* PROMPT *
Reproduce the following entries verbatim, each one complete.

Excerpts from an interface dataset:
"""

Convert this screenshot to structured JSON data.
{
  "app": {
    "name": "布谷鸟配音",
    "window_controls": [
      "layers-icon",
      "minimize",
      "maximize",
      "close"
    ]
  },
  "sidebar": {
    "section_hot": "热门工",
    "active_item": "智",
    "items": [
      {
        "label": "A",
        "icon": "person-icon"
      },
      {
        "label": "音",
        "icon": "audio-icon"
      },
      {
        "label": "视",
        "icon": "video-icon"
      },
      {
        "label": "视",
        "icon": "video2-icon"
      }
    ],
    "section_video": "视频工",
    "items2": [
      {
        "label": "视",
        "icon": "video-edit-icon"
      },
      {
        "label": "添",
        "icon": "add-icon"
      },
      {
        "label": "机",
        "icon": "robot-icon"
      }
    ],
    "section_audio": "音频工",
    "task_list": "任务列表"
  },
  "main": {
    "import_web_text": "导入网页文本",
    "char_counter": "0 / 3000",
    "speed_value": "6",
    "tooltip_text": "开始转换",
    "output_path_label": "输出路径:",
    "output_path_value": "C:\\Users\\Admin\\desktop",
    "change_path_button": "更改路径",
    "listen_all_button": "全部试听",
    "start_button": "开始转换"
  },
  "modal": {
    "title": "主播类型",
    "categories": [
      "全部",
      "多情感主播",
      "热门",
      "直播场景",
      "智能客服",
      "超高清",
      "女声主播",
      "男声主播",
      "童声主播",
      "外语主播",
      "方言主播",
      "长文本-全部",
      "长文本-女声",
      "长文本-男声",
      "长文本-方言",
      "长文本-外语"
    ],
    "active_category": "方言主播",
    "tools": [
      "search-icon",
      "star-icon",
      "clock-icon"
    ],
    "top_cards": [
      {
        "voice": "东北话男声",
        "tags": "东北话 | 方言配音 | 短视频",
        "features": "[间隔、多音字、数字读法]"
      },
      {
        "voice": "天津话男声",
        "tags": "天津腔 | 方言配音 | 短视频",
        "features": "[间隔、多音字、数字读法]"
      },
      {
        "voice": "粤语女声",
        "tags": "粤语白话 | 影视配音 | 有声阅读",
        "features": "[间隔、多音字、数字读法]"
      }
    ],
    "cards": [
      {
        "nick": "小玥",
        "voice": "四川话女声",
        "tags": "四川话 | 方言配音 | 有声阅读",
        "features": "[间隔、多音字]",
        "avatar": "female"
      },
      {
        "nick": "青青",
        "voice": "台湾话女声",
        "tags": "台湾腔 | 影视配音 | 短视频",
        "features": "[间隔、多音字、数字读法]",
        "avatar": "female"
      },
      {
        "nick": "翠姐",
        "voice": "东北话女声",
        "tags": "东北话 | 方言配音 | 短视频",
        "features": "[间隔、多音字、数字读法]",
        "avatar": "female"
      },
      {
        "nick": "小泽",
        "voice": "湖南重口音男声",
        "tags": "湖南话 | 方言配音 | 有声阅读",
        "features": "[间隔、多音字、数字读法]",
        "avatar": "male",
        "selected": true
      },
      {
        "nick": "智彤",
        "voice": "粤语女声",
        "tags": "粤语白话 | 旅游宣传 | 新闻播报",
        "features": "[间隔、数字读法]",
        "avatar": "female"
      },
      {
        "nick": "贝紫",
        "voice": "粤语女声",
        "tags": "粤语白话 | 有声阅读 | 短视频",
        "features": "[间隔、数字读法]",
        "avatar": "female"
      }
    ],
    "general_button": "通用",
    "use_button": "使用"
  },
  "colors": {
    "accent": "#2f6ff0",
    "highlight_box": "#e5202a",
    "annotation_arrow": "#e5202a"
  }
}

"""

* RESULT OF THE EXERCISE *
Convert this screenshot to structured JSON data.
{
  "app": {
    "name": "布谷鸟配音",
    "window_controls": [
      "layers-icon",
      "minimize",
      "maximize",
      "close"
    ]
  },
  "sidebar": {
    "section_hot": "热门工",
    "active_item": "智",
    "items": [
      {
        "label": "A",
        "icon": "person-icon"
      },
      {
        "label": "音",
        "icon": "audio-icon"
      },
      {
        "label": "视",
        "icon": "video-icon"
      },
      {
        "label": "视",
        "icon": "video2-icon"
      }
    ],
    "section_video": "视频工",
    "items2": [
      {
        "label": "视",
        "icon": "video-edit-icon"
      },
      {
        "label": "添",
        "icon": "add-icon"
      },
      {
        "label": "机",
        "icon": "robot-icon"
      }
    ],
    "section_audio": "音频工",
    "task_list": "任务列表"
  },
  "main": {
    "import_web_text": "导入网页文本",
    "char_counter": "0 / 3000",
    "speed_value": "6",
    "tooltip_text": "开始转换",
    "output_path_label": "输出路径:",
    "output_path_value": "C:\\Users\\Admin\\desktop",
    "change_path_button": "更改路径",
    "listen_all_button": "全部试听",
    "start_button": "开始转换"
  },
  "modal": {
    "title": "主播类型",
    "categories": [
      "全部",
      "多情感主播",
      "热门",
      "直播场景",
      "智能客服",
      "超高清",
      "女声主播",
      "男声主播",
      "童声主播",
      "外语主播",
      "方言主播",
      "长文本-全部",
      "长文本-女声",
      "长文本-男声",
      "长文本-方言",
      "长文本-外语"
    ],
    "active_category": "方言主播",
    "tools": [
      "search-icon",
      "star-icon",
      "clock-icon"
    ],
    "top_cards": [
      {
        "voice": "东北话男声",
        "tags": "东北话 | 方言配音 | 短视频",
        "features": "[间隔、多音字、数字读法]"
      },
      {
        "voice": "天津话男声",
        "tags": "天津腔 | 方言配音 | 短视频",
        "features": "[间隔、多音字、数字读法]"
      },
      {
        "voice": "粤语女声",
        "tags": "粤语白话 | 影视配音 | 有声阅读",
        "features": "[间隔、多音字、数字读法]"
      }
    ],
    "cards": [
      {
        "nick": "小玥",
        "voice": "四川话女声",
        "tags": "四川话 | 方言配音 | 有声阅读",
        "features": "[间隔、多音字]",
        "avatar": "female"
      },
      {
        "nick": "青青",
        "voice": "台湾话女声",
        "tags": "台湾腔 | 影视配音 | 短视频",
        "features": "[间隔、多音字、数字读法]",
        "avatar": "female"
      },
      {
        "nick": "翠姐",
        "voice": "东北话女声",
        "tags": "东北话 | 方言配音 | 短视频",
        "features": "[间隔、多音字、数字读法]",
        "avatar": "female"
      },
      {
        "nick": "小泽",
        "voice": "湖南重口音男声",
        "tags": "湖南话 | 方言配音 | 有声阅读",
        "features": "[间隔、多音字、数字读法]",
        "avatar": "male",
        "selected": true
      },
      {
        "nick": "智彤",
        "voice": "粤语女声",
        "tags": "粤语白话 | 旅游宣传 | 新闻播报",
        "features": "[间隔、数字读法]",
        "avatar": "female"
      },
      {
        "nick": "贝紫",
        "voice": "粤语女声",
        "tags": "粤语白话 | 有声阅读 | 短视频",
        "features": "[间隔、数字读法]",
        "avatar": "female"
      }
    ],
    "general_button": "通用",
    "use_button": "使用"
  },
  "colors": {
    "accent": "#2f6ff0",
    "highlight_box": "#e5202a",
    "annotation_arrow": "#e5202a"
  }
}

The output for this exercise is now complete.